- Construction: While most cat trees are pretty straight forward to construct and only require a hex/alan wrench, do keep in mind that it is pretty difficult to buy one that is built right out of the box. There are plenty of pieces of cat furniture you can get from Petco or Petsmart that are fully constructed, but a typical cat tree simply wouldn’t fit in your car easily. Be sure to take into account that you’ll need to build it.
- Cats Are Fickle: It took weeks for my cats to take any interest in the cat tree when we got it initially. I’ve also heard numerous tales of cats that simply have zero interest in a cat tree months after purchasing it (as with any product). Don’t worry, they’ll be interested in the box though. This can be incredibly frustrating, especially if it is paired with having purchased a high end expensive cat tree. You can test your cat before buying a large tree by experimenting with smaller pieces of cat furniture first.
What Alternatives Are There?
There are all kinds of alternatives to cat trees on the market, the alternatives to consider though are going to depend on the reason(s) you were considering purchasing a cat tree. I’ll provide a few alternates ideas for each of the major areas I explored above:
- Exercise: Some cats simply aren’t as interested in climbing as others and as cats get older climbing can become more difficult. To keep your cat entertained you can consider all different kinds of ways to play with your cat. This article will provide a quick summary of great options, but a few straight away are wand toys, laser pointers and my favorite cheap option is simply a piece of string (don’t leave it out once you’re finished playing).
- Scratching: If you know what you need is a place for your cat to scratch then you might just want to get a high quality scratching post instead of a full scale cat tree. I’d personally recommend the Pioneer Ultimate Cat Scratching Post, you can check out my review of it here. It has served me well personally and we constantly use it at the shelter I volunteer at.

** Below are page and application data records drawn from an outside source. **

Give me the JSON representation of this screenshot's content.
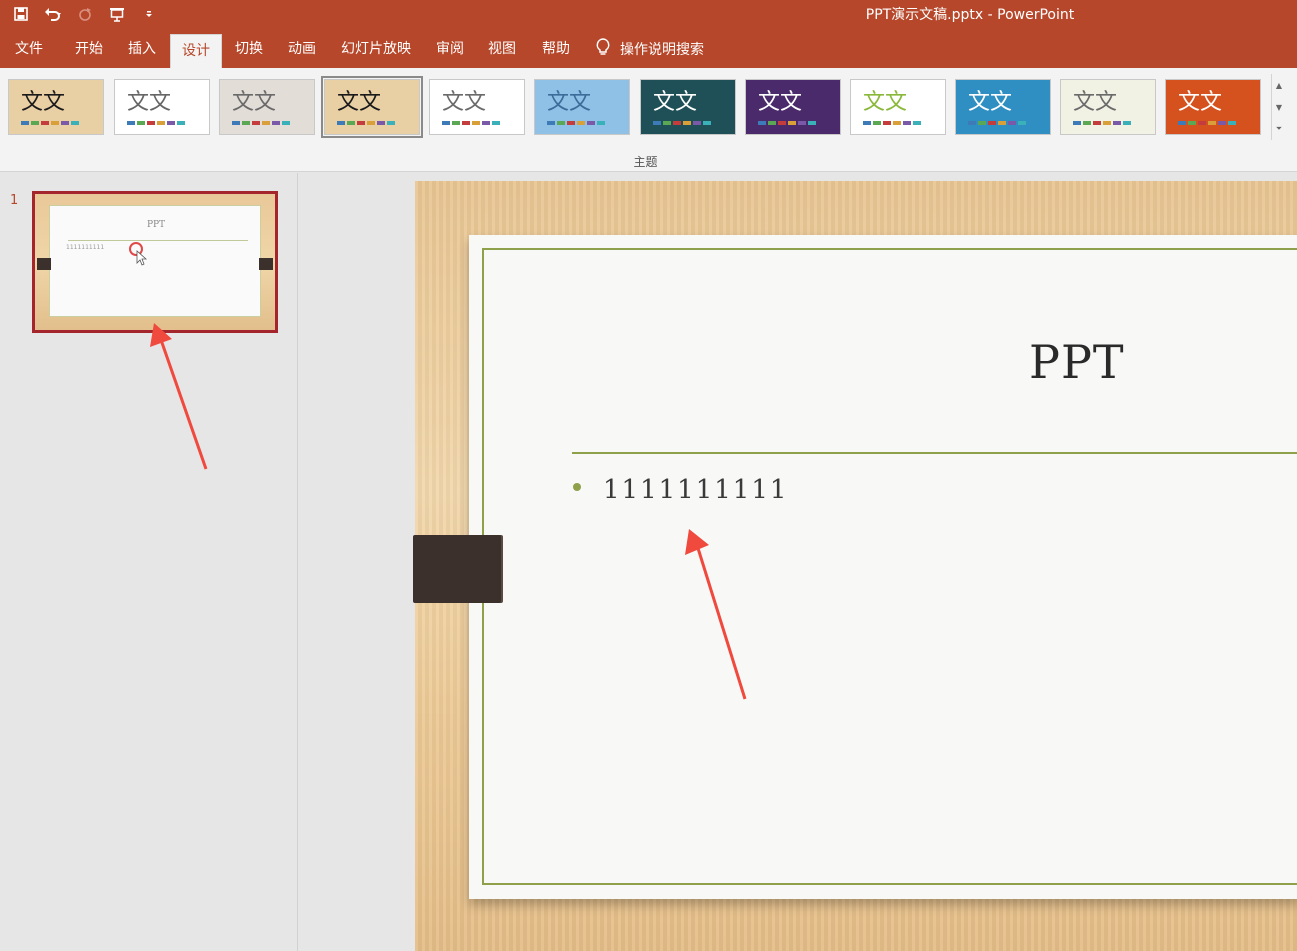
{
  "window_title": "PPT演示文稿.pptx  -  PowerPoint",
  "qat": {
    "items": [
      {
        "name": "save-icon"
      },
      {
        "name": "undo-icon"
      },
      {
        "name": "redo-icon"
      },
      {
        "name": "presentation-icon"
      },
      {
        "name": "customize-qat-icon"
      }
    ]
  },
  "tabs": [
    {
      "label": "文件"
    },
    {
      "label": "开始"
    },
    {
      "label": "插入"
    },
    {
      "label": "设计",
      "active": true
    },
    {
      "label": "切换"
    },
    {
      "label": "动画"
    },
    {
      "label": "幻灯片放映"
    },
    {
      "label": "审阅"
    },
    {
      "label": "视图"
    },
    {
      "label": "帮助"
    }
  ],
  "tell_me": {
    "label": "操作说明搜索",
    "icon": "lightbulb-icon"
  },
  "ribbon": {
    "group_label": "主题",
    "themes": [
      {
        "text": "文文",
        "bg": "#e8cfa4",
        "fg": "#1a1a1a",
        "selected": false
      },
      {
        "text": "文文",
        "bg": "#ffffff",
        "fg": "#666666",
        "selected": false
      },
      {
        "text": "文文",
        "bg": "#e3ddd8",
        "fg": "#6a6a6a",
        "selected": false
      },
      {
        "text": "文文",
        "bg": "#e8cfa4",
        "fg": "#1a1a1a",
        "selected": true
      },
      {
        "text": "文文",
        "bg": "#ffffff",
        "fg": "#6a6a6a",
        "selected": false
      },
      {
        "text": "文文",
        "bg": "#8fc0e6",
        "fg": "#3b6c9a",
        "selected": false
      },
      {
        "text": "文文",
        "bg": "#1f4f57",
        "fg": "#ffffff",
        "selected": false
      },
      {
        "text": "文文",
        "bg": "#4a2a6a",
        "fg": "#ffffff",
        "selected": false
      },
      {
        "text": "文文",
        "bg": "#ffffff",
        "fg": "#8ab83a",
        "selected": false
      },
      {
        "text": "文文",
        "bg": "#2f8fc2",
        "fg": "#ffffff",
        "selected": false
      },
      {
        "text": "文文",
        "bg": "#f1f1e4",
        "fg": "#6a6a6a",
        "selected": false
      },
      {
        "text": "文文",
        "bg": "#d5511e",
        "fg": "#ffffff",
        "selected": false
      }
    ]
  },
  "slides": [
    {
      "number": "1",
      "title": "PPT",
      "bullet": "1111111111"
    }
  ],
  "slide": {
    "title": "PPT",
    "bullet": "1111111111"
  },
  "colors": {
    "accent": "#b7472a",
    "rule": "#8fa04b",
    "annotation_arrow": "#f04a3e"
  }
}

- Sleeping: If your kitty is looking for a nice comfy place to sleep the day away but doesn’t seem to like to sleep on the couch or on the ground then you might want to look at a window bed. My cats both love their window bed and constantly zonk out in the bed while the sun is shining. It is high up and comfortable and far less invasive than a cat tree.
Any Recommended Trees

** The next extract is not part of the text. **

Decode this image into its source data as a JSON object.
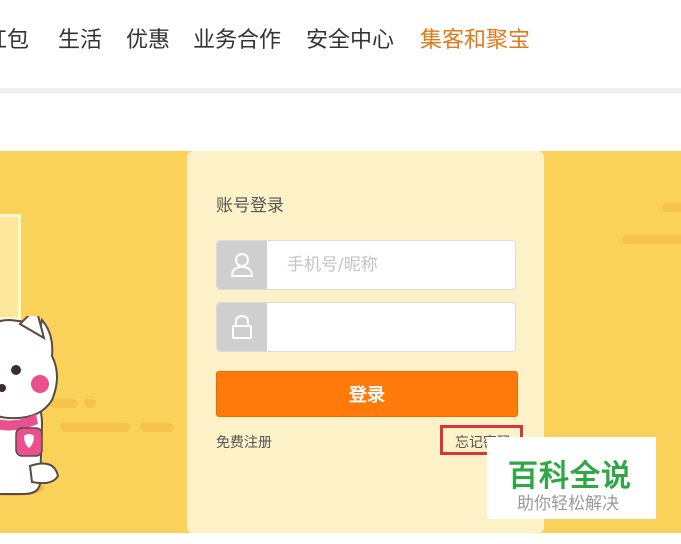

Cat trees in general last a long time so I’ve only gone through a few of them in my home personally. That being said I’ve seen a lot of them in use over the years as well. We currently have the Go Pet Club 62″ Cat Tree. You can read my review of it here. Generally I’m quite satisfied with it and would recommend it to pretty much anyone that doesn’t have a very large cat like a Maine Coon or a Ragdoll.
Do Cats Need a Cat Tree – Let’s Wrap It Up

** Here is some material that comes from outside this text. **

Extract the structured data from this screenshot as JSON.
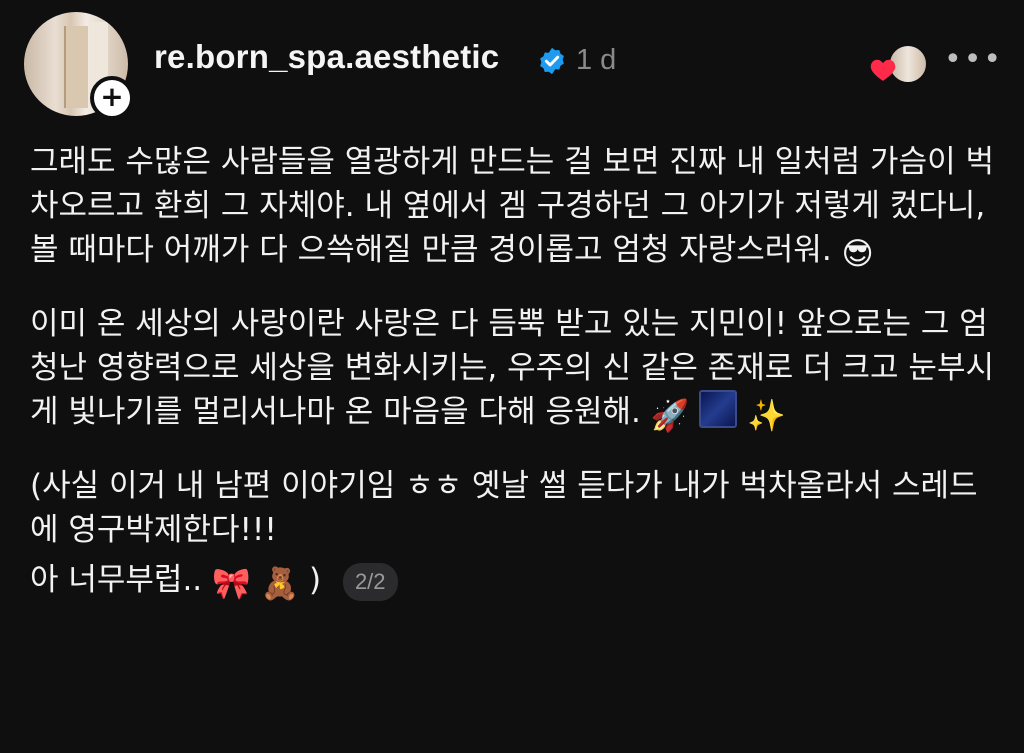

So do cats need a cat tree or not? There’s a lot to account for when deciding whether or not you want to buy a cat tree. If you have the space and don’t mind a little light construction when it arrives in the mail or from the store then I’d highly recommend purchasing one. You can get cat trees pretty much anywhere these days, even discount online retailers like Joss and Main put them up for sale from time to time.
If you have any additional thoughts on cat trees and why you think one might be handy (or not) to have around the house then please leave a comment below or email me at Craig@StuffCatsWant.com so I can update the article to reflect your thoughts!